meaning motion fans fresh our wits with wonder - quite true, Gerard Manley Hopkins, all too true.

How few poems Gerard Manley Hopkins wrote, or how few survived, I mean.  Forty-nine poems that fit in fifty-seven pages (and “The Wreck of the Deutschland" is by itself twelve pages) in the Penguin Classics edition, plus another twenty-two pages of early poems and fragments.  The bulk of the book is filled out with prose, mostly letters.

I say “filled out” as if the letters and journal entries are filler, but they are almost as good as those of – I want to say Keats, but that is not right – let’s go with Swinburne.  And perhaps more useful, since Hopkins defines his specialized vocabulary – “instress” and “quains” and “inscape” and so on – “The bluebells in your hand baffle you with their inscape, made to every sense” (May 9, 1871).  Maybe that is not so useful, actually; maybe the poems do all right without worrying about Hopkins’s accents and sprung rhythms.

from Henry Purcell

Have fair fallen, O fair, fair have fallen, so dear
To me, so arch especial a spirit as heaves in Henry Purcell,
An age is now passed, since parted; with the reversal
Of the outward sentence low lays him, listed to a heresy, here.  (ll. 1-4, written 1879)

“[S]ix stresses to the line,” and I suppose it does help to know that the rhythm is unusual, for example that in the first line every syllable beginning with an “f” gets a stress (“dear” is the sixth).  Still, there are other ways to make the lines sound good.

Maybe it is more important that mostly at the urging of his friend Robert Bridges, Hopkins uses his letters to explain his meaning.  “The sonnet on Purcell means this: 1-4. I hope Purcell is not damned for being a Protestant, because I love his genius” (Penguin notes, p. 231).  Or maybe I would rather not have known that.  How many of the Modernists who fell in love with Hopkins once his poems were published in 1918 really bothered to figure out what he meant. Purcell has turned into a “stormfowl”:

The thunder purple seabeach, plumèd purple-of-thunder,
If a wuthering of his palmy snow pinions scatter a colossal smile
Off him, but meaning motion fans fresh our wits with wonder.  (ll. 12-14)

“The sonnet (I say snorting) aims at being intelligible” (246), writes Hopkins to Bridges about a later poem; that one does come pretty close, although at the cost of some of the pure Hopkins voice, the lines like “Fall, gall themselves, and gash gold-vermilion” (“The Windhover” l. 14) and

As a dare-gale skylark scanted in a dull cage
    Man’s mounting spirit in his bone-house, mean house, dwells –
    That bird beyond the remembering his free fells;
This in drudgery, day-labouring-out life’s age. (“The Caged Skylark” ll. 1-4)
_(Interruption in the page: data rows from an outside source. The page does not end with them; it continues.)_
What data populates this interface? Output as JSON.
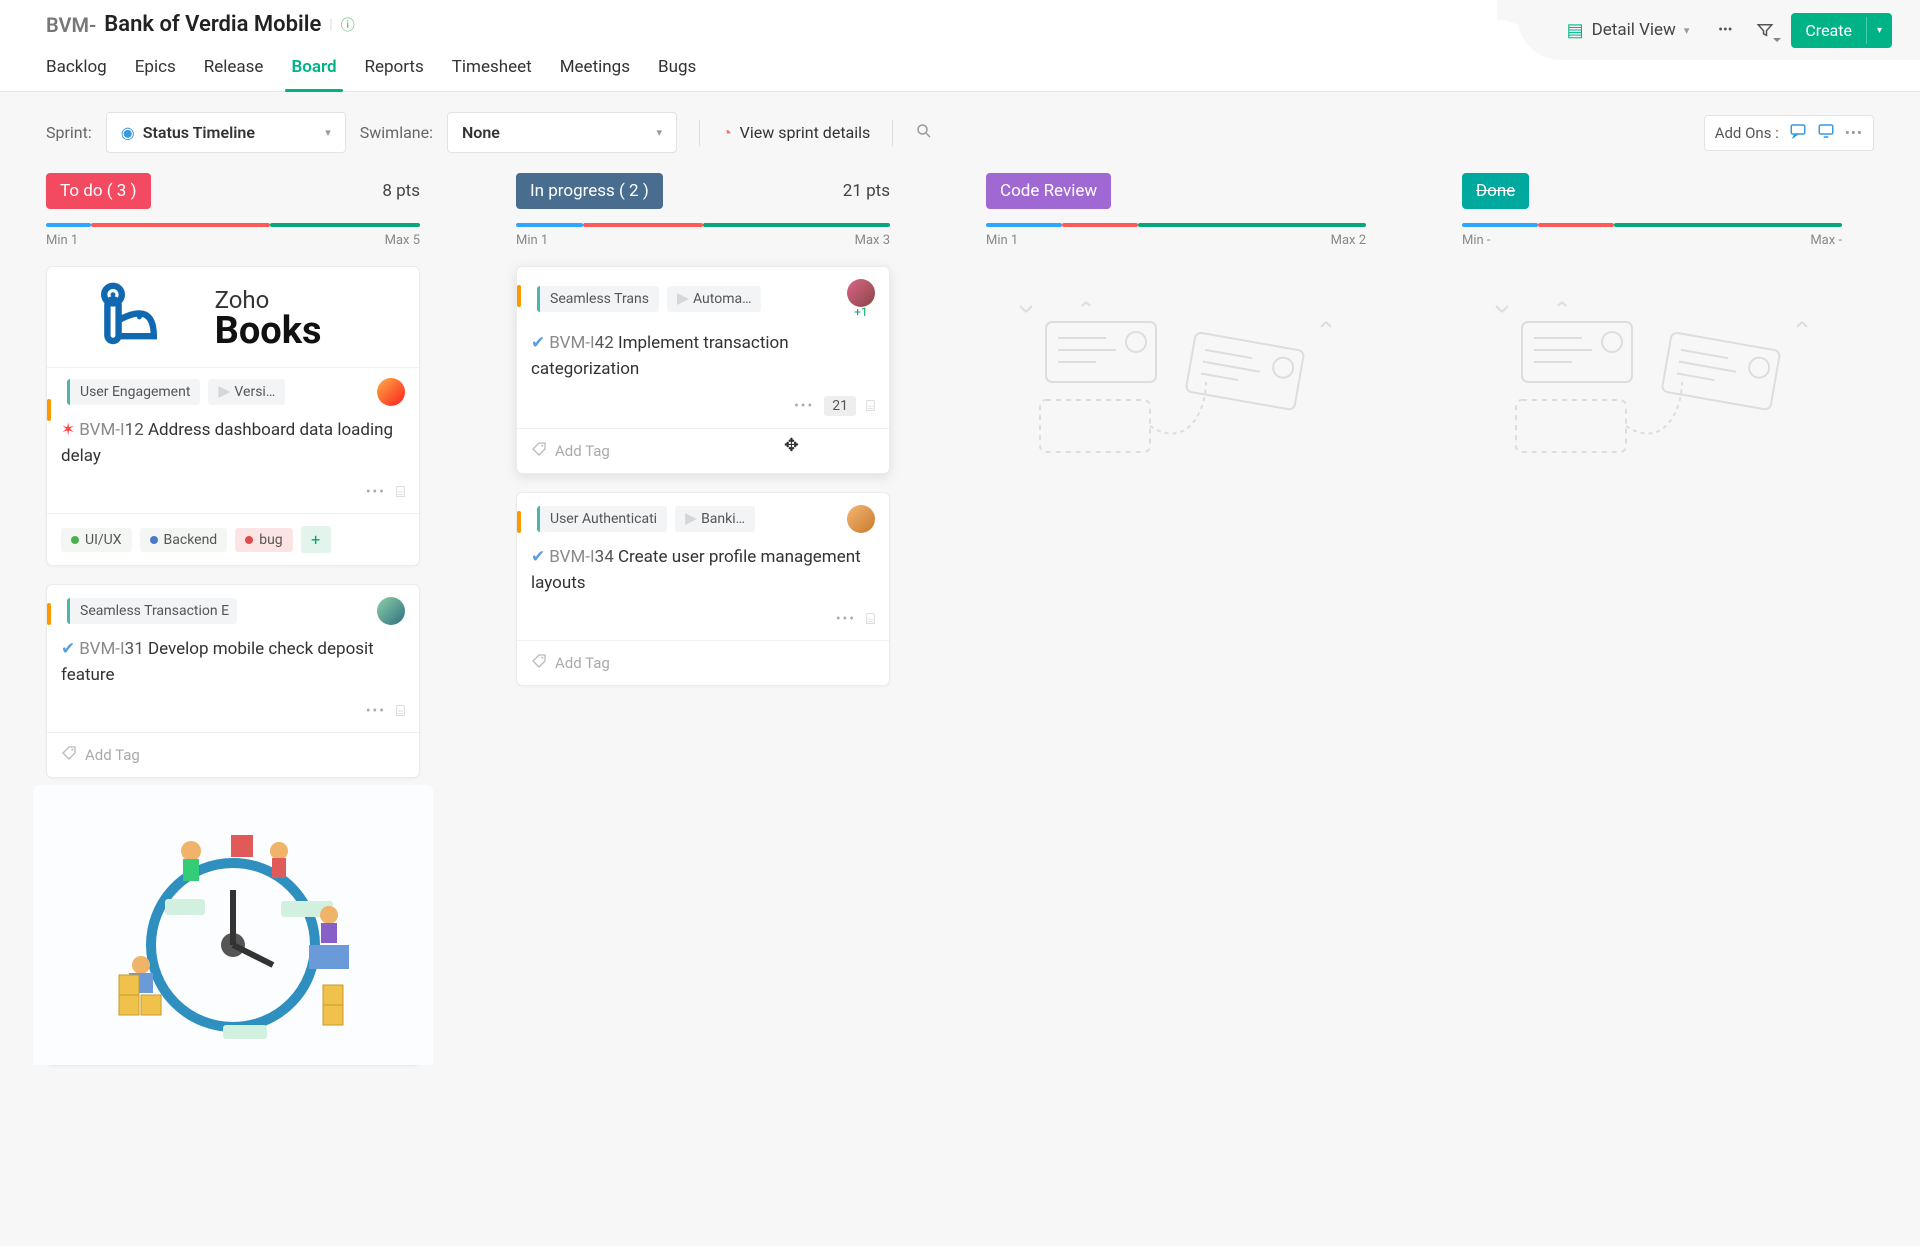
{
  "header": {
    "project_prefix": "BVM-",
    "project_name": "Bank of Verdia Mobile",
    "nav": [
      "Backlog",
      "Epics",
      "Release",
      "Board",
      "Reports",
      "Timesheet",
      "Meetings",
      "Bugs"
    ],
    "active_nav_index": 3,
    "detail_view_label": "Detail View",
    "create_label": "Create"
  },
  "toolbar": {
    "sprint_label": "Sprint:",
    "sprint_value": "Status Timeline",
    "swimlane_label": "Swimlane:",
    "swimlane_value": "None",
    "view_sprint": "View sprint details",
    "addons_label": "Add Ons :"
  },
  "columns": [
    {
      "name": "To do",
      "count": 3,
      "points": "8 pts",
      "pill_class": "pill-red",
      "wip_segments": [
        {
          "w": "12%",
          "c": "#2fa6ff"
        },
        {
          "w": "48%",
          "c": "#ff5a5a"
        },
        {
          "w": "40%",
          "c": "#0aa57a"
        }
      ],
      "min": "Min 1",
      "max": "Max 5"
    },
    {
      "name": "In progress",
      "count": 2,
      "points": "21 pts",
      "pill_class": "pill-blue",
      "wip_segments": [
        {
          "w": "18%",
          "c": "#2fa6ff"
        },
        {
          "w": "32%",
          "c": "#ff5a5a"
        },
        {
          "w": "50%",
          "c": "#0aa57a"
        }
      ],
      "min": "Min 1",
      "max": "Max 3"
    },
    {
      "name": "Code Review",
      "count": null,
      "points": "",
      "pill_class": "pill-purple",
      "wip_segments": [
        {
          "w": "20%",
          "c": "#2fa6ff"
        },
        {
          "w": "20%",
          "c": "#ff5a5a"
        },
        {
          "w": "60%",
          "c": "#0aa57a"
        }
      ],
      "min": "Min 1",
      "max": "Max 2"
    },
    {
      "name": "Done",
      "count": null,
      "points": "",
      "pill_class": "pill-teal",
      "wip_segments": [
        {
          "w": "20%",
          "c": "#2fa6ff"
        },
        {
          "w": "20%",
          "c": "#ff5a5a"
        },
        {
          "w": "60%",
          "c": "#0aa57a"
        }
      ],
      "min": "Min -",
      "max": "Max -"
    }
  ],
  "cards_col1": [
    {
      "hero": "books",
      "chip1": "User Engagement",
      "chip2": "Versi…",
      "tid_pre": "BVM-I",
      "tid_num": "12",
      "title": "Address dashboard data loading delay",
      "type": "bug",
      "tags": [
        "UI/UX",
        "Backend",
        "bug"
      ]
    },
    {
      "chip1": "Seamless Transaction E",
      "tid_pre": "BVM-I",
      "tid_num": "31",
      "title": "Develop mobile check deposit feature",
      "type": "task",
      "add_tag": "Add Tag"
    },
    {
      "hero": "illustration"
    }
  ],
  "cards_col2": [
    {
      "chip1": "Seamless Trans",
      "chip2": "Automa…",
      "plus": "+1",
      "tid_pre": "BVM-I",
      "tid_num": "42",
      "title": "Implement transaction categorization",
      "type": "task",
      "points": "21",
      "add_tag": "Add Tag",
      "shadowed": true
    },
    {
      "chip1": "User Authenticati",
      "chip2": "Banki…",
      "tid_pre": "BVM-I",
      "tid_num": "34",
      "title": "Create user profile management layouts",
      "type": "task",
      "add_tag": "Add Tag"
    }
  ]
}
I wonder how many errors I have introduced into these lines. I know “free fells” must be correct because of the rhyme.  It does not look right.

Reading some of the contemporaries of Hopkins, especially Swinburne, or maybe I mean Lewis Carroll, has made Hopkins look a little less strange to me.  He is still pretty strange.
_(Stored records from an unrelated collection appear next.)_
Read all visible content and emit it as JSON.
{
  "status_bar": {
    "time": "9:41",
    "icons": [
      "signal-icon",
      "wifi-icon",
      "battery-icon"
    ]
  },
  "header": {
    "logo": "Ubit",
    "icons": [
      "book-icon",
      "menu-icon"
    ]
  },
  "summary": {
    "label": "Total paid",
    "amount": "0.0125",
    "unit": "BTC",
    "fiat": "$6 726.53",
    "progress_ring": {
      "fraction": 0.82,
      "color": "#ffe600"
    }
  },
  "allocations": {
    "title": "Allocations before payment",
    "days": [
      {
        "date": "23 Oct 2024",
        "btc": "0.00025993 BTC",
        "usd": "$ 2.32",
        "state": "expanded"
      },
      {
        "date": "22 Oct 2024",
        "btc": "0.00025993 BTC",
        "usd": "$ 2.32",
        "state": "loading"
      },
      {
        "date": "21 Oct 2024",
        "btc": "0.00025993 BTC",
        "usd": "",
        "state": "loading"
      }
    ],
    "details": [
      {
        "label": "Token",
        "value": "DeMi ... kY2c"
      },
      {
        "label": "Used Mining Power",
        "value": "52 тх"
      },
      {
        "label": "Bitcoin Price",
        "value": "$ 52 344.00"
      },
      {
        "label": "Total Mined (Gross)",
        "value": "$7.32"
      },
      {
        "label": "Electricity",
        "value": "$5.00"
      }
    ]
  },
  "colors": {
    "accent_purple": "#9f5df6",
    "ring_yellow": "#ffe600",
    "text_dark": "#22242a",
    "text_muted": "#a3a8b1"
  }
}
  1. I am always impressed by the ways Hopkins pushed and pulled, stretched and compressed rhythms and sounds by means of unique diction choices and arrangements. My favorite is "God's Grandeur." When I have assigned Hopkins poems to students, the response is usually one of bewilderment but a respectful awareness of something different and important. (Note: I suppose that is another way of describing encounters with the Holy Spirit. Hmmmm.)
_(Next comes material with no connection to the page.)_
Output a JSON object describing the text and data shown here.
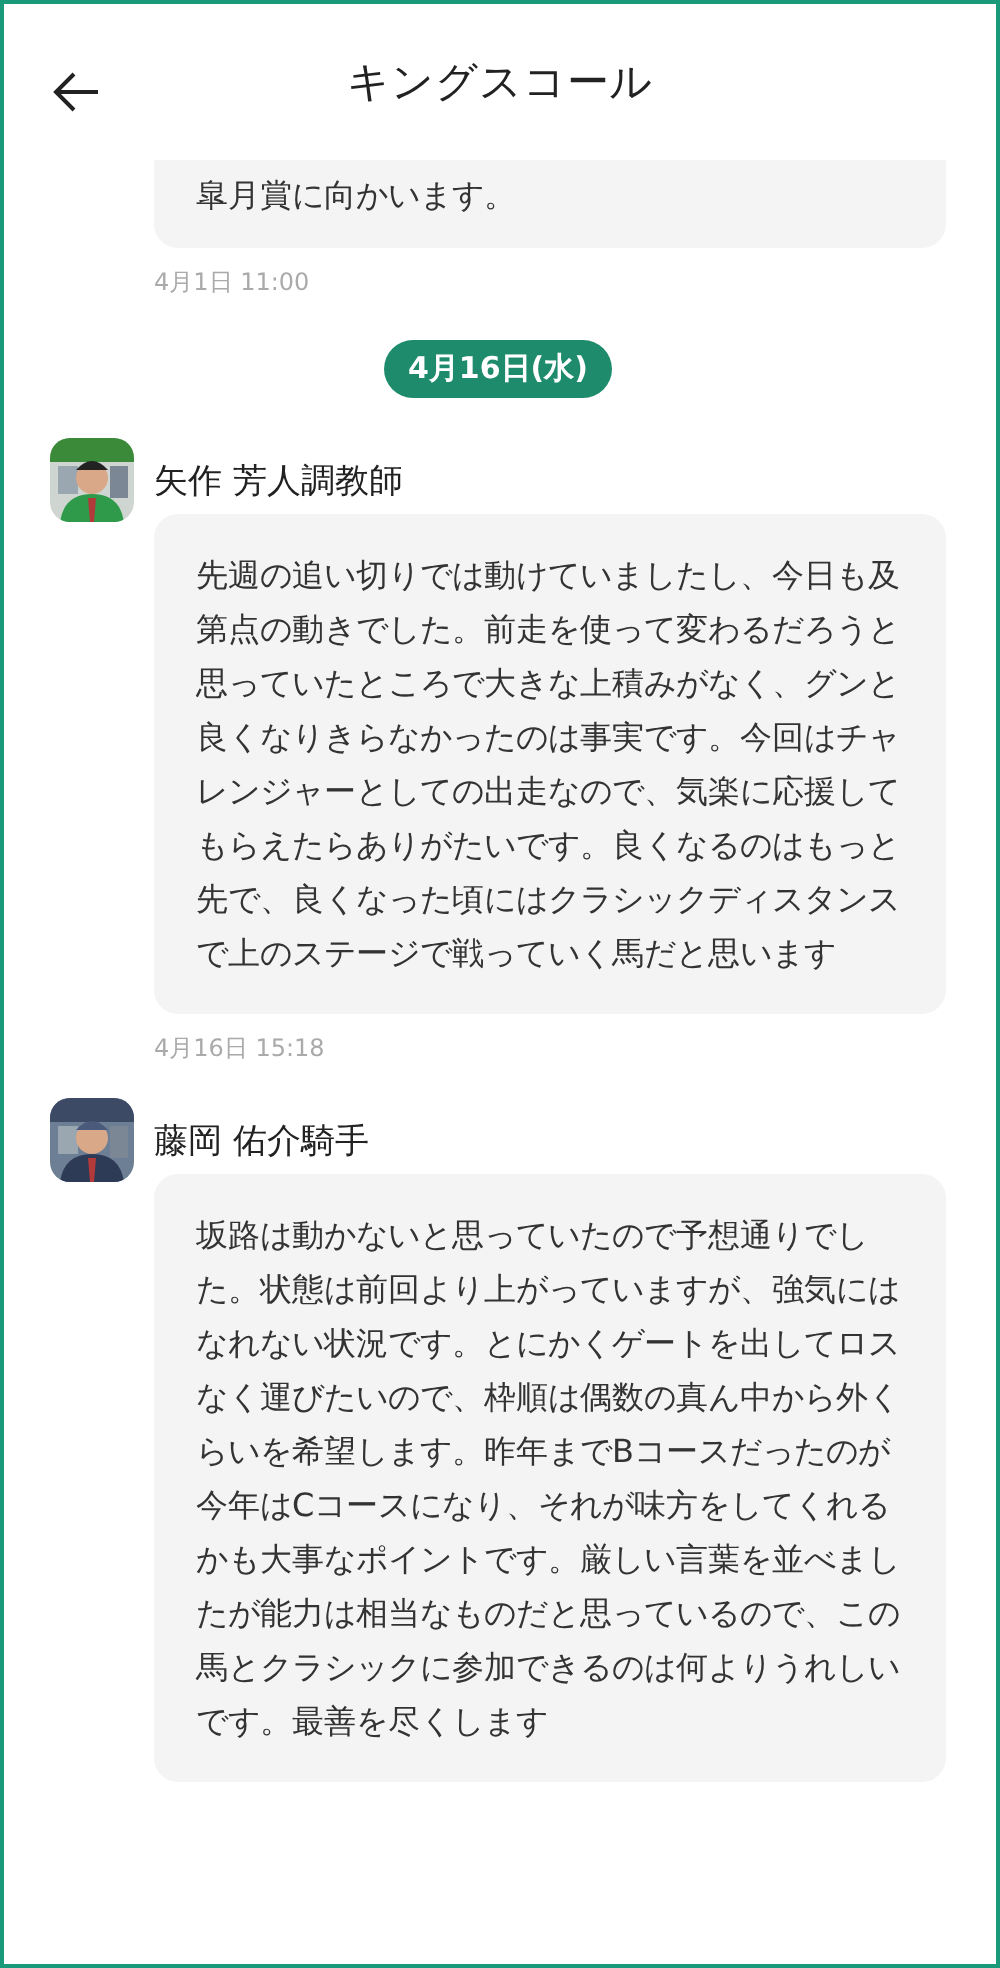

  2. Read in order, "God's Grandeur" looks like the poem where Hopkins became a great poet. Nice to hear that undergraduates have not become immune to Hopkins.

  3. OK, my dictionary tells me quain means: "adjective describing anything that is crazy and out of control." Is that Hopkins' definition too? Or am I looking at something else? And if I got it right, what is describing as crazy and out of control?

  4. Also, when I look up stormfowl in Yahoo, the second hit is Hopkins' poem to Henry Purcell; it's like that joke in Pale Fire.

  5. For Hopkins, "'quain' means something like the angular excrescences of the conventional star-shape, or any similar pinked, 'fretted', or 'lacy' scaping" (Penguin 249). That starts out helpful and then falls apart. Hopkins uses "starriness" as a semi-synonym. Clouds can have "quains," trees have "quains," and Hopkins wants his own poems to have "quains." Inscapes with quains are likely to have a lot of instress, which is a good thing - beauty, sublimity, insights, all of that stuff.

    Hopkins was a neologist, which leads to a lot of circles. He means the thing he means.